Insight into the history of the universe
For Dual, the advantage of the new method is that it measures gravity dynamically via the moving beams. “In dynamic measurements, unlike static ones, it doesn’t matter that it’s impossible to isolate the gravitational effect of other bodies,” he says. That’s why he hopes that he and his team can use the experiment to help crack the gravity conundrum. Science has still not fully understood this natural force or the experiments that relate to it.
For example, a better understanding of gravity would allow us to better interpret gravitational wave signals. Such waves were detected for the first time in 2015 at the LIGO observatories in the US. They were the result of two orbiting black holes that had merged at a distance of about 1.3 billion light-years from Earth. Since then, scientists have documented dozens of such events; if they could be traced in detail, they would reveal new insights into the universe and its history.

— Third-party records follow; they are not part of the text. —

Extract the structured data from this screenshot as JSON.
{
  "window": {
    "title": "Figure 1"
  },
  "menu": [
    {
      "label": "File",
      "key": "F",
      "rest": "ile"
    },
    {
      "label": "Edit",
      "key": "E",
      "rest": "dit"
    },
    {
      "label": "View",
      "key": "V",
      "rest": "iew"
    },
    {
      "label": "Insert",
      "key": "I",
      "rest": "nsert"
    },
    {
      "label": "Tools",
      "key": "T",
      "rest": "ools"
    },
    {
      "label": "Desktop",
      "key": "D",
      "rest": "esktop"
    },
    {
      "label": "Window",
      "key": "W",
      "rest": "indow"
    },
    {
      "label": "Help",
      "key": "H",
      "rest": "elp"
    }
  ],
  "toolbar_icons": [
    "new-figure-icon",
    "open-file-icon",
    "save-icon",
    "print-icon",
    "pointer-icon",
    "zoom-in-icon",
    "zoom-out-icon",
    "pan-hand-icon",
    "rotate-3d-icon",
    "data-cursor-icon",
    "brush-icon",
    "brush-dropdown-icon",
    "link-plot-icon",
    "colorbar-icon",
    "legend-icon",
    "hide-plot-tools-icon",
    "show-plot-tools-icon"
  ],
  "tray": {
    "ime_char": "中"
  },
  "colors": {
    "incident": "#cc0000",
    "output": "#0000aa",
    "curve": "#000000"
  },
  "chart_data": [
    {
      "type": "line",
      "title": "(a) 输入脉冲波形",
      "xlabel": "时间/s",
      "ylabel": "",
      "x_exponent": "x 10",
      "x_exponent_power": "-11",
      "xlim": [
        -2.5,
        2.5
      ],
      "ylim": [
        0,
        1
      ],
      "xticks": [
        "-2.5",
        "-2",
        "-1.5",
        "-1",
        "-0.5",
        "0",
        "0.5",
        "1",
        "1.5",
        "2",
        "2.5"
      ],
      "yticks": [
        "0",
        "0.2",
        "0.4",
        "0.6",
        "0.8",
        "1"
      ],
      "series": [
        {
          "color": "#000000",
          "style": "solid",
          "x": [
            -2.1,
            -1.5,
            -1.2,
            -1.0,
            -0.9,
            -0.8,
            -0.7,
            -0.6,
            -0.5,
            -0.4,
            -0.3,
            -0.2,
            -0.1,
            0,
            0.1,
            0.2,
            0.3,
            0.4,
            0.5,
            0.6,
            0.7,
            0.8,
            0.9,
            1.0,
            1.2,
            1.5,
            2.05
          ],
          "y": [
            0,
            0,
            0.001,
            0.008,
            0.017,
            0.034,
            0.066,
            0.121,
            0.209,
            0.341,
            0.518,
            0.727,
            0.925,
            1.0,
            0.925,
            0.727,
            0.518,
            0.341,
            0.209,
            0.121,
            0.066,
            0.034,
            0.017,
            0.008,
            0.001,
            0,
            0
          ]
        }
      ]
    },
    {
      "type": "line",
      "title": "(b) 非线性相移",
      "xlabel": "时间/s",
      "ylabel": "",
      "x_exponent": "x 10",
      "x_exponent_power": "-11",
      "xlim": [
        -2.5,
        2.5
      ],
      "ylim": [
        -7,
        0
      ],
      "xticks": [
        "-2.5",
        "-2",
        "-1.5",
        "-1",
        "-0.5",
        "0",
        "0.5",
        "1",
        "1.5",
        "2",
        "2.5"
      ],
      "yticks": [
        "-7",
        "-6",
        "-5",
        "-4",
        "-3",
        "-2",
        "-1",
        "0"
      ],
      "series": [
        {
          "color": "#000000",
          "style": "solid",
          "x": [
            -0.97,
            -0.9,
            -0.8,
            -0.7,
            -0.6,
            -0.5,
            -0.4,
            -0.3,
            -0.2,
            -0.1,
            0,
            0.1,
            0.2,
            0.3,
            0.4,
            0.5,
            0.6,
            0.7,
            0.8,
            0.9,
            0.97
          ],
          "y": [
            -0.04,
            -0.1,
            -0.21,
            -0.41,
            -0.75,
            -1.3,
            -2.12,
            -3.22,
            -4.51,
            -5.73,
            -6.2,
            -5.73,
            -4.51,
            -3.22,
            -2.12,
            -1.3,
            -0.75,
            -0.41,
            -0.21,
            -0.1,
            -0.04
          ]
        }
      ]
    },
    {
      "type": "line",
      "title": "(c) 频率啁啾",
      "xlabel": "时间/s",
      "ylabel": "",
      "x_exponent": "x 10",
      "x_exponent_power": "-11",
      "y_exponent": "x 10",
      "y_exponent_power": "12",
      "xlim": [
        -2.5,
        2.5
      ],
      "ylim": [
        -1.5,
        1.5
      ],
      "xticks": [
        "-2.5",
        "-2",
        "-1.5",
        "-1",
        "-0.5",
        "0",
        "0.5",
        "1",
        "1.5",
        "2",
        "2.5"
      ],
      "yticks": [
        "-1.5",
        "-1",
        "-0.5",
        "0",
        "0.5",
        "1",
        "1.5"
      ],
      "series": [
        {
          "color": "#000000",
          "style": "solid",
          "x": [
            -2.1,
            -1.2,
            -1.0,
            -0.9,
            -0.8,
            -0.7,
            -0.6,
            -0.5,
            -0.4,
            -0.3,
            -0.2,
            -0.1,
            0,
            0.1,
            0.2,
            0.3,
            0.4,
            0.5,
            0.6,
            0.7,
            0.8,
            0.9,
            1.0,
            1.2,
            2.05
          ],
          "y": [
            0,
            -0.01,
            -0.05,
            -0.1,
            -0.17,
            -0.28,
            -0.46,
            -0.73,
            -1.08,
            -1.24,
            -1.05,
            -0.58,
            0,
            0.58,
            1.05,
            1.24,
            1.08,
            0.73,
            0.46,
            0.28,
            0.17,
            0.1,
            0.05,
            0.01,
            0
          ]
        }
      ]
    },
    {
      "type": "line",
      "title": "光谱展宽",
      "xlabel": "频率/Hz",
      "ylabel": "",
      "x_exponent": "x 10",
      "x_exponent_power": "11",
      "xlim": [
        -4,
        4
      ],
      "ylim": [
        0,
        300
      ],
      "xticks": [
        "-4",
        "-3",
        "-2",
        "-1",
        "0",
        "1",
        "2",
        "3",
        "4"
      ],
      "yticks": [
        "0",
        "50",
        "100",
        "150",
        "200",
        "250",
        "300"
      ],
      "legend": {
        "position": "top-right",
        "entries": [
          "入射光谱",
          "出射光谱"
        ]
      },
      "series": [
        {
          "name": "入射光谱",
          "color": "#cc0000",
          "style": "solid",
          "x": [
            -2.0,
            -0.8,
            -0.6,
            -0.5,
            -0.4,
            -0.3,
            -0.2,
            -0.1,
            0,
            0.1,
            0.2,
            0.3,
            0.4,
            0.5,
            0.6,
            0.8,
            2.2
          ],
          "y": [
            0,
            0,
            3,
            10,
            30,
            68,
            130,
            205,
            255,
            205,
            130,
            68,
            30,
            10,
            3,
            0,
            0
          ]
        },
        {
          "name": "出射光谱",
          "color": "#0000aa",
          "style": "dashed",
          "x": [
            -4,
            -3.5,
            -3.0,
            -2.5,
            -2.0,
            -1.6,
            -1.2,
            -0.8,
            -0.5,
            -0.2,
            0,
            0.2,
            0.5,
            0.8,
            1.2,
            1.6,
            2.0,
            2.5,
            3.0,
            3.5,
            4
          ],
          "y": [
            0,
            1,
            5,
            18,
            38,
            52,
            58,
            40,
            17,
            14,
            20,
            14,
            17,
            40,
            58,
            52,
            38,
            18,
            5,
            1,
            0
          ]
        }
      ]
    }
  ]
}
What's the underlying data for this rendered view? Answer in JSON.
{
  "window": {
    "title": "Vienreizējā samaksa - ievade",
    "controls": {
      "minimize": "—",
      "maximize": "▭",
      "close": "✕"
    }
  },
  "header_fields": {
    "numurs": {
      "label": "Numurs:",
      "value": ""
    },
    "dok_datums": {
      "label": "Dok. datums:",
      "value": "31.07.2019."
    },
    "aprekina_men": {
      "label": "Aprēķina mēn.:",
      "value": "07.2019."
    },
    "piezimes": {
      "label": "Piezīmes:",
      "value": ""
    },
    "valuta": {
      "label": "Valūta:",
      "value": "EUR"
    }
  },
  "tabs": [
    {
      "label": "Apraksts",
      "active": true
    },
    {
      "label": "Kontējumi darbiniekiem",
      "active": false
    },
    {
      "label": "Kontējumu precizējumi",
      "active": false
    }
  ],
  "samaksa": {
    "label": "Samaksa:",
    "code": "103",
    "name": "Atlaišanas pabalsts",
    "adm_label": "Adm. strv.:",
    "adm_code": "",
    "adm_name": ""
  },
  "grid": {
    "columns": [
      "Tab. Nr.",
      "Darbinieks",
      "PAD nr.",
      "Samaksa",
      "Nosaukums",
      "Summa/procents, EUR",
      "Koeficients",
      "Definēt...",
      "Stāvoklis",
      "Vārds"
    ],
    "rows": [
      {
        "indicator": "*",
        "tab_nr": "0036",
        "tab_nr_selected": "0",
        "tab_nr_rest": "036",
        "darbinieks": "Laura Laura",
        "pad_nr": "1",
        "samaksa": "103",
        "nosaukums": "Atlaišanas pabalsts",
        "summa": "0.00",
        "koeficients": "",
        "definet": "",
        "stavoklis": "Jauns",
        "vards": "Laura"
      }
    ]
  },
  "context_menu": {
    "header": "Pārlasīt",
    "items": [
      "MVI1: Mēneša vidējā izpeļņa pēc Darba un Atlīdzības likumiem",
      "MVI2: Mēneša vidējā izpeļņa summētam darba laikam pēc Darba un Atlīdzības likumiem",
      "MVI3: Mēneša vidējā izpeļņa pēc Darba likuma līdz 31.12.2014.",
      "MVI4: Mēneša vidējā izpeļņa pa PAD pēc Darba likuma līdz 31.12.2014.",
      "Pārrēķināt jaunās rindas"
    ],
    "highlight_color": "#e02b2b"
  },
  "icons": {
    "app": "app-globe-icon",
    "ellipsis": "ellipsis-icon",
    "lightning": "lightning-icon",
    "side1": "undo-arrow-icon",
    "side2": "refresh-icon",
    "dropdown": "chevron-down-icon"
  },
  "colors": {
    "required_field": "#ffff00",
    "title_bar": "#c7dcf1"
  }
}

A career-crowning achievement
Dual began working on methods to measure the gravitational constant in 1991, but at one point had put his work on hold. However, the observation of gravitational waves at LIGO gave it new momentum, and in 2018 he resumed his research. In 2019, the project team set up the laboratory in the Furggels fortress and began new experiments. In addition to the scientists from Dual’s group and a statistics professor, the project also involved infrastructure personnel such as cleanroom specialists, an electrical engineer, and a mechanic. “This experiment couldn’t have come together without years of team effort,” Dual says. He is becoming a professor emeritus at the end of July this year. “A successful experiment is a nice way to end my career,” he says.
Reference: “Dynamic measurement of gravitational coupling between resonating beams in the hertz regime” by Tobias Brack, Bernhard Zybach, Fadoua Balabdaoui, Stephan Kaufmann, Francesco Palmegiano, Jean-Claude Tomasina, Stefan Blunier, Donat Scheiwiller, Jonas Fankhauser, and Jürg Dual, 11 July 2022, Nature Physics.